▶ WHAT YOU WILL DO
The answer must be one number: how many lines in the data below include the string "name".

▶ GIVEN RECORDS
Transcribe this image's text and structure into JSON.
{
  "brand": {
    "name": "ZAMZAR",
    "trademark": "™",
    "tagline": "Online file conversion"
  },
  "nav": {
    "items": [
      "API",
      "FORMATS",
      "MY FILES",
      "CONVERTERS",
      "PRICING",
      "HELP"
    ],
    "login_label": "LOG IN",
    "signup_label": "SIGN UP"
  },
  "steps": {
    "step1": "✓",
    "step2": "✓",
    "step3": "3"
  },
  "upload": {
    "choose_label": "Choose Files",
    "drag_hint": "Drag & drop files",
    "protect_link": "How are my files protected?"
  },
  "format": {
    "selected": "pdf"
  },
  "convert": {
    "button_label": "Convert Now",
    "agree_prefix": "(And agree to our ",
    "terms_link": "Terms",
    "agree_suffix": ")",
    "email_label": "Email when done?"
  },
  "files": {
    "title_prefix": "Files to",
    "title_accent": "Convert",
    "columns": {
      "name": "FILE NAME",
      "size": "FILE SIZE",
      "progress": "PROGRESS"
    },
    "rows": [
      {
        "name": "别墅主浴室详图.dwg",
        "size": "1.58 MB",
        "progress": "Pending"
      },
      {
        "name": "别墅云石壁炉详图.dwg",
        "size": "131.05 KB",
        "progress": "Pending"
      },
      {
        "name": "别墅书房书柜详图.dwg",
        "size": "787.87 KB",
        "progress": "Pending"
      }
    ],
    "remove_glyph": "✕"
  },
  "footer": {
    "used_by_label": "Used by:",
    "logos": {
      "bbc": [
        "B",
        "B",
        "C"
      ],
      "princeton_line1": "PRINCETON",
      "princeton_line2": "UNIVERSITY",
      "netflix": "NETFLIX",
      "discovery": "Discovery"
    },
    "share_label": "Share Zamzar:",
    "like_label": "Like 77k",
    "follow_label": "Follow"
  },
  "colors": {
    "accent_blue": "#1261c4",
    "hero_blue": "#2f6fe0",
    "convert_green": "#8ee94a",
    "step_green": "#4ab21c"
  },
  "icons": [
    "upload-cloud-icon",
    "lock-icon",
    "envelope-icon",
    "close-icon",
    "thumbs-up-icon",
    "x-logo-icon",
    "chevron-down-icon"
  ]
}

▶ FINISHED TASK
5